§ DESCRIPTION OF THE TASK
Write out the entries exactly. None of the pictures should appear in the copy.

§ EXERCISE INPUT
########

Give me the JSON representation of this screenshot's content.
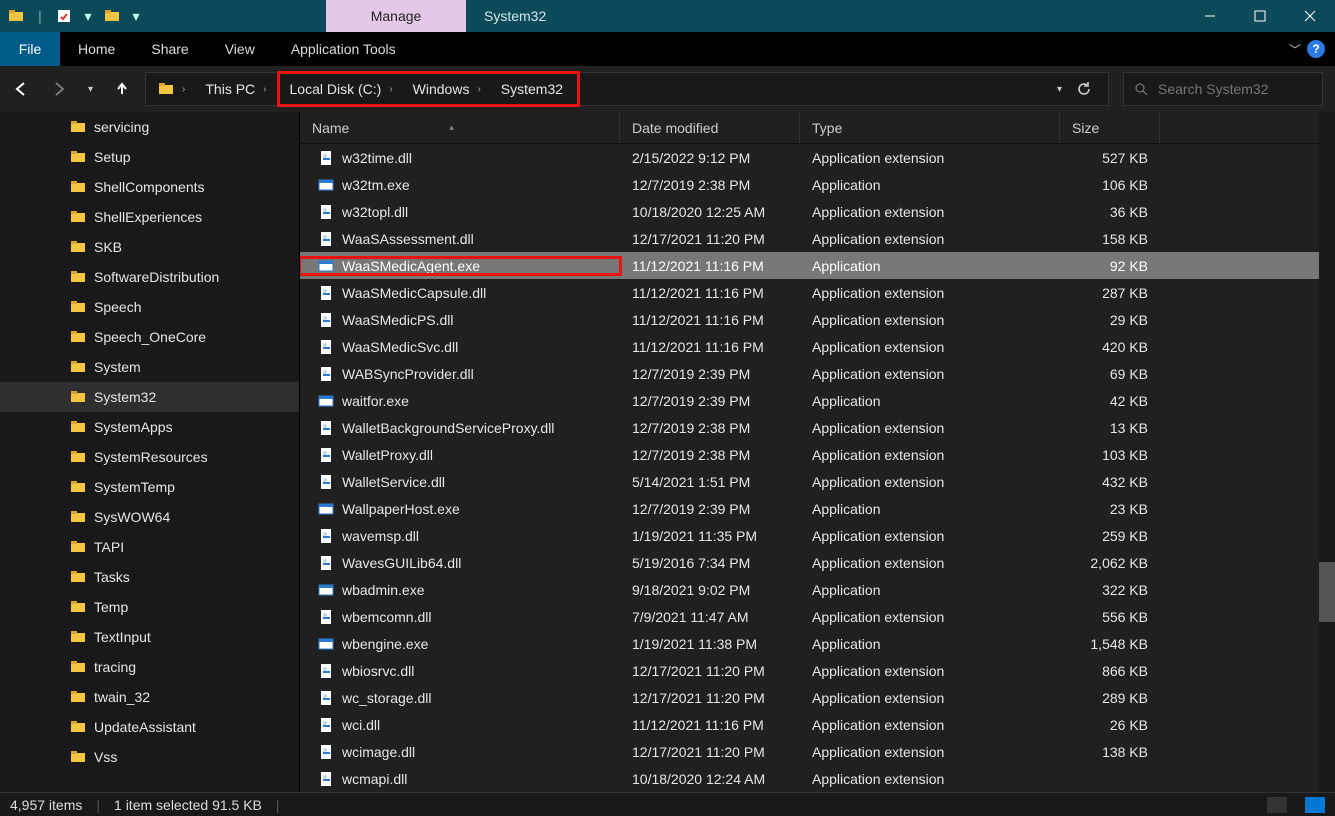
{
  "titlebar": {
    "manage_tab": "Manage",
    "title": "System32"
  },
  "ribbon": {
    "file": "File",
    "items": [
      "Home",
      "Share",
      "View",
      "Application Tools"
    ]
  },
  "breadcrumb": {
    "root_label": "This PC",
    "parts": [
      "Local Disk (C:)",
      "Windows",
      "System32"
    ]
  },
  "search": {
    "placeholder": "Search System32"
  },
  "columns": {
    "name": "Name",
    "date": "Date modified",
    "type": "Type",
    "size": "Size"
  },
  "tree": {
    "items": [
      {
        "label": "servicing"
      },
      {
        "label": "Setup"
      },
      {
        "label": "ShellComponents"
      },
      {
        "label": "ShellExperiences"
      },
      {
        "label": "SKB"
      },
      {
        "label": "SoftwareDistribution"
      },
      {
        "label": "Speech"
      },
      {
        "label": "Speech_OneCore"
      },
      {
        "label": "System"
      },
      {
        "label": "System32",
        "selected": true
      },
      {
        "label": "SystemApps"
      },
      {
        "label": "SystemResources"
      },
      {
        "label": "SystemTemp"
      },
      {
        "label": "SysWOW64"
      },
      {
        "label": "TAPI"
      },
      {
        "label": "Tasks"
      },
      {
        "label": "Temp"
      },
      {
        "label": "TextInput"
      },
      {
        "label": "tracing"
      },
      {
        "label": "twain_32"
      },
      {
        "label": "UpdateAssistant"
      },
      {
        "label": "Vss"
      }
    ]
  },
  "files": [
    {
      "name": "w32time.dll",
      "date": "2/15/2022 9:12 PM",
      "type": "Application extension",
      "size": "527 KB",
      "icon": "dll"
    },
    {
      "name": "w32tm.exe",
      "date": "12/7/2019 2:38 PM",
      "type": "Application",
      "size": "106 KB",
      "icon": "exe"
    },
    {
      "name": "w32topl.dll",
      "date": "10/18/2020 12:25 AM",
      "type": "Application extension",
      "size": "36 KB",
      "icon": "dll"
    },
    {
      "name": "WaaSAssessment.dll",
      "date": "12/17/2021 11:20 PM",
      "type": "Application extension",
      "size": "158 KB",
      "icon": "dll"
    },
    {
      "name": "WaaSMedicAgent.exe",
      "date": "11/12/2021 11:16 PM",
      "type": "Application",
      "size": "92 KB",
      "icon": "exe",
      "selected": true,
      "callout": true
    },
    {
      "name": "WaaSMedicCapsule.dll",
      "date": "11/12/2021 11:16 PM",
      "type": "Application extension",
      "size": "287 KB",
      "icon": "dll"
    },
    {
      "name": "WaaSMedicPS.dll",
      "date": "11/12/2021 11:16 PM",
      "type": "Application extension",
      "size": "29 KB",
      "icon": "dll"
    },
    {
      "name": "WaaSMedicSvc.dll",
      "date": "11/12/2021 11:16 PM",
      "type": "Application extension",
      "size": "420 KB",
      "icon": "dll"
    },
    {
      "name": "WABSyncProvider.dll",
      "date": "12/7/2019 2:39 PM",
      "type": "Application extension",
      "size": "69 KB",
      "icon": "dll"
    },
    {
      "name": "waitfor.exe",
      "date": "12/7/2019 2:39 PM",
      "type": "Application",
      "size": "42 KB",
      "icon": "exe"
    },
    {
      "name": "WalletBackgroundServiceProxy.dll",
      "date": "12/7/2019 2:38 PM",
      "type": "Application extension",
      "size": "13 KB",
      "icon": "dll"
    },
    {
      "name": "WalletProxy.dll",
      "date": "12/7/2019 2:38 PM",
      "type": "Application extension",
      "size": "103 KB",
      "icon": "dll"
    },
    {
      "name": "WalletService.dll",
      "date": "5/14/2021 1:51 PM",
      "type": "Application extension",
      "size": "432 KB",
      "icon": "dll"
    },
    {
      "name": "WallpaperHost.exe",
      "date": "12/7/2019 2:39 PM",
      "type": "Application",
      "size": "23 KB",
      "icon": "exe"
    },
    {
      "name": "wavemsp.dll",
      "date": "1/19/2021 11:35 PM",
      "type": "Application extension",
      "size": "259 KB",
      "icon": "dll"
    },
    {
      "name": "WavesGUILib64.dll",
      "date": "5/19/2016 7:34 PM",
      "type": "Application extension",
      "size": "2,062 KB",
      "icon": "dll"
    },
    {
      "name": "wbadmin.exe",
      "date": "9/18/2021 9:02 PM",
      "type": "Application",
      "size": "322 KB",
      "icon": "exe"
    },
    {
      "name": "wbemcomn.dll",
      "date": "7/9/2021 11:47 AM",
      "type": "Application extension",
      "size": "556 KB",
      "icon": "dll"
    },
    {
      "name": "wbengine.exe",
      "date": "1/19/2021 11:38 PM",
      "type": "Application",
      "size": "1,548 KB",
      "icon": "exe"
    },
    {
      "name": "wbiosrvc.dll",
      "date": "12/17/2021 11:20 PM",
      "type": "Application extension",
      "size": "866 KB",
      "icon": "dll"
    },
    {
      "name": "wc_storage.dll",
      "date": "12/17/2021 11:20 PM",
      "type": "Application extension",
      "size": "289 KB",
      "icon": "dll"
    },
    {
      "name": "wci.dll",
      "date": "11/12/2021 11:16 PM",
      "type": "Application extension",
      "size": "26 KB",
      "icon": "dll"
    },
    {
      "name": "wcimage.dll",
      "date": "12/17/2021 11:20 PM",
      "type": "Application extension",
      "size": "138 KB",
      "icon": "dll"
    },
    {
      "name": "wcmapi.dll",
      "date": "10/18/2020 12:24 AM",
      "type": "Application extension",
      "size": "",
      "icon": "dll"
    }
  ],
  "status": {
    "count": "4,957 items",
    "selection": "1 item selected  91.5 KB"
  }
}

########

§ EXPECTED ANSWER
Give me the JSON representation of this screenshot's content.
{
  "titlebar": {
    "manage_tab": "Manage",
    "title": "System32"
  },
  "ribbon": {
    "file": "File",
    "items": [
      "Home",
      "Share",
      "View",
      "Application Tools"
    ]
  },
  "breadcrumb": {
    "root_label": "This PC",
    "parts": [
      "Local Disk (C:)",
      "Windows",
      "System32"
    ]
  },
  "search": {
    "placeholder": "Search System32"
  },
  "columns": {
    "name": "Name",
    "date": "Date modified",
    "type": "Type",
    "size": "Size"
  },
  "tree": {
    "items": [
      {
        "label": "servicing"
      },
      {
        "label": "Setup"
      },
      {
        "label": "ShellComponents"
      },
      {
        "label": "ShellExperiences"
      },
      {
        "label": "SKB"
      },
      {
        "label": "SoftwareDistribution"
      },
      {
        "label": "Speech"
      },
      {
        "label": "Speech_OneCore"
      },
      {
        "label": "System"
      },
      {
        "label": "System32",
        "selected": true
      },
      {
        "label": "SystemApps"
      },
      {
        "label": "SystemResources"
      },
      {
        "label": "SystemTemp"
      },
      {
        "label": "SysWOW64"
      },
      {
        "label": "TAPI"
      },
      {
        "label": "Tasks"
      },
      {
        "label": "Temp"
      },
      {
        "label": "TextInput"
      },
      {
        "label": "tracing"
      },
      {
        "label": "twain_32"
      },
      {
        "label": "UpdateAssistant"
      },
      {
        "label": "Vss"
      }
    ]
  },
  "files": [
    {
      "name": "w32time.dll",
      "date": "2/15/2022 9:12 PM",
      "type": "Application extension",
      "size": "527 KB",
      "icon": "dll"
    },
    {
      "name": "w32tm.exe",
      "date": "12/7/2019 2:38 PM",
      "type": "Application",
      "size": "106 KB",
      "icon": "exe"
    },
    {
      "name": "w32topl.dll",
      "date": "10/18/2020 12:25 AM",
      "type": "Application extension",
      "size": "36 KB",
      "icon": "dll"
    },
    {
      "name": "WaaSAssessment.dll",
      "date": "12/17/2021 11:20 PM",
      "type": "Application extension",
      "size": "158 KB",
      "icon": "dll"
    },
    {
      "name": "WaaSMedicAgent.exe",
      "date": "11/12/2021 11:16 PM",
      "type": "Application",
      "size": "92 KB",
      "icon": "exe",
      "selected": true,
      "callout": true
    },
    {
      "name": "WaaSMedicCapsule.dll",
      "date": "11/12/2021 11:16 PM",
      "type": "Application extension",
      "size": "287 KB",
      "icon": "dll"
    },
    {
      "name": "WaaSMedicPS.dll",
      "date": "11/12/2021 11:16 PM",
      "type": "Application extension",
      "size": "29 KB",
      "icon": "dll"
    },
    {
      "name": "WaaSMedicSvc.dll",
      "date": "11/12/2021 11:16 PM",
      "type": "Application extension",
      "size": "420 KB",
      "icon": "dll"
    },
    {
      "name": "WABSyncProvider.dll",
      "date": "12/7/2019 2:39 PM",
      "type": "Application extension",
      "size": "69 KB",
      "icon": "dll"
    },
    {
      "name": "waitfor.exe",
      "date": "12/7/2019 2:39 PM",
      "type": "Application",
      "size": "42 KB",
      "icon": "exe"
    },
    {
      "name": "WalletBackgroundServiceProxy.dll",
      "date": "12/7/2019 2:38 PM",
      "type": "Application extension",
      "size": "13 KB",
      "icon": "dll"
    },
    {
      "name": "WalletProxy.dll",
      "date": "12/7/2019 2:38 PM",
      "type": "Application extension",
      "size": "103 KB",
      "icon": "dll"
    },
    {
      "name": "WalletService.dll",
      "date": "5/14/2021 1:51 PM",
      "type": "Application extension",
      "size": "432 KB",
      "icon": "dll"
    },
    {
      "name": "WallpaperHost.exe",
      "date": "12/7/2019 2:39 PM",
      "type": "Application",
      "size": "23 KB",
      "icon": "exe"
    },
    {
      "name": "wavemsp.dll",
      "date": "1/19/2021 11:35 PM",
      "type": "Application extension",
      "size": "259 KB",
      "icon": "dll"
    },
    {
      "name": "WavesGUILib64.dll",
      "date": "5/19/2016 7:34 PM",
      "type": "Application extension",
      "size": "2,062 KB",
      "icon": "dll"
    },
    {
      "name": "wbadmin.exe",
      "date": "9/18/2021 9:02 PM",
      "type": "Application",
      "size": "322 KB",
      "icon": "exe"
    },
    {
      "name": "wbemcomn.dll",
      "date": "7/9/2021 11:47 AM",
      "type": "Application extension",
      "size": "556 KB",
      "icon": "dll"
    },
    {
      "name": "wbengine.exe",
      "date": "1/19/2021 11:38 PM",
      "type": "Application",
      "size": "1,548 KB",
      "icon": "exe"
    },
    {
      "name": "wbiosrvc.dll",
      "date": "12/17/2021 11:20 PM",
      "type": "Application extension",
      "size": "866 KB",
      "icon": "dll"
    },
    {
      "name": "wc_storage.dll",
      "date": "12/17/2021 11:20 PM",
      "type": "Application extension",
      "size": "289 KB",
      "icon": "dll"
    },
    {
      "name": "wci.dll",
      "date": "11/12/2021 11:16 PM",
      "type": "Application extension",
      "size": "26 KB",
      "icon": "dll"
    },
    {
      "name": "wcimage.dll",
      "date": "12/17/2021 11:20 PM",
      "type": "Application extension",
      "size": "138 KB",
      "icon": "dll"
    },
    {
      "name": "wcmapi.dll",
      "date": "10/18/2020 12:24 AM",
      "type": "Application extension",
      "size": "",
      "icon": "dll"
    }
  ],
  "status": {
    "count": "4,957 items",
    "selection": "1 item selected  91.5 KB"
  }
}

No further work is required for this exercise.